Here are some tips for Front Range Residents about how to deal with Emerald Ash Borer:

  • Determine now if you have any ash trees. Identifying features of ash trees include compound leaves with 5 to 9 leaflets; leaflets, buds and branches growing directly opposite from one another; and diamond-shaped bark ridges on mature trees. More information about a related app for mobile devices is available at
  • If you have an ash tree, start planning. Decide if the overall health of the tree merits current or future treatment or if it would be best to remove and replace it with a different species. If you aren’t sure, contact a certified arborist. If pesticide treatment is the preferred option, the applicator must be licensed by the Colorado Department of Agriculture as a Commercial Pesticide Applicator.
  • Recognize signs of EAB infestation. Property owners with ash trees should be on the lookout for thinning of leaves in the upper tree canopy, 1/8-inch D-shaped holes on the bark and vertical bark splitting with S-shaped tunnels underneath. Report suspect trees by calling the Colorado Department of Agriculture at 1-888-248-5535 or filling out the EAB Report Form at
  • Be aware of EAB imposters. Other insects like lilac/ash borer, ash bark beetle and flat-headed apple tree borer may look like EAB or cause similar tree symptoms. To view EAB look-a-like insects, download the EAB Look-A-Like Insects Chart.
  • Help prevent further spread of EAB. Do not transport ash or any hardwood firewood, or any other untreated ash wood products, to other locations.
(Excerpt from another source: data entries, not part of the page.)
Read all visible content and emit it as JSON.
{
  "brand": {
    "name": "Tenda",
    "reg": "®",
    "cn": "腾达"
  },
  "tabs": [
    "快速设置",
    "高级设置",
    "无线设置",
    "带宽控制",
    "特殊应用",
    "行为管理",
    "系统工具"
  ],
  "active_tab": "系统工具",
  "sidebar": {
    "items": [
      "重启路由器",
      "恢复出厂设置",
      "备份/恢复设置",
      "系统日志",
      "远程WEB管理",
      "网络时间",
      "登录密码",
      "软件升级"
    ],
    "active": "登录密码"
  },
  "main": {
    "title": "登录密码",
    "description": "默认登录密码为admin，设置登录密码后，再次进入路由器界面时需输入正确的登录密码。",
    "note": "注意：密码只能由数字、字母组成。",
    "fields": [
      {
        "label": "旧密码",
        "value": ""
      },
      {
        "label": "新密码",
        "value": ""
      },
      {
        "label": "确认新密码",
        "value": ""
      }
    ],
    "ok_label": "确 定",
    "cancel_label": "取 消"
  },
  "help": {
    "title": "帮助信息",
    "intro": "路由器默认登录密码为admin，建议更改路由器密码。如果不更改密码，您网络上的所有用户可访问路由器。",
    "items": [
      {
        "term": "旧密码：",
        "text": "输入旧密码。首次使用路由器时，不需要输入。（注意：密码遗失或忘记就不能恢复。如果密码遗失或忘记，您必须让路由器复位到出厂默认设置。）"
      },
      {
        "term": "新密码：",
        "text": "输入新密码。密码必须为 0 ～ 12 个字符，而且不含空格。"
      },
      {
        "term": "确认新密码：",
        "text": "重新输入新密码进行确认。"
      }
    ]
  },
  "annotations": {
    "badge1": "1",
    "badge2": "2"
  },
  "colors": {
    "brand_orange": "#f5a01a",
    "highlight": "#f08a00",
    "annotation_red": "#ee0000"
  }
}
Boulder County and some surrounding areas currently remain under a federal EAB quarantine, allowing for significant fines for those who move untreated wood from the area.
For more information about ash tree identification, the symptoms of EAB and treatment options, visit the link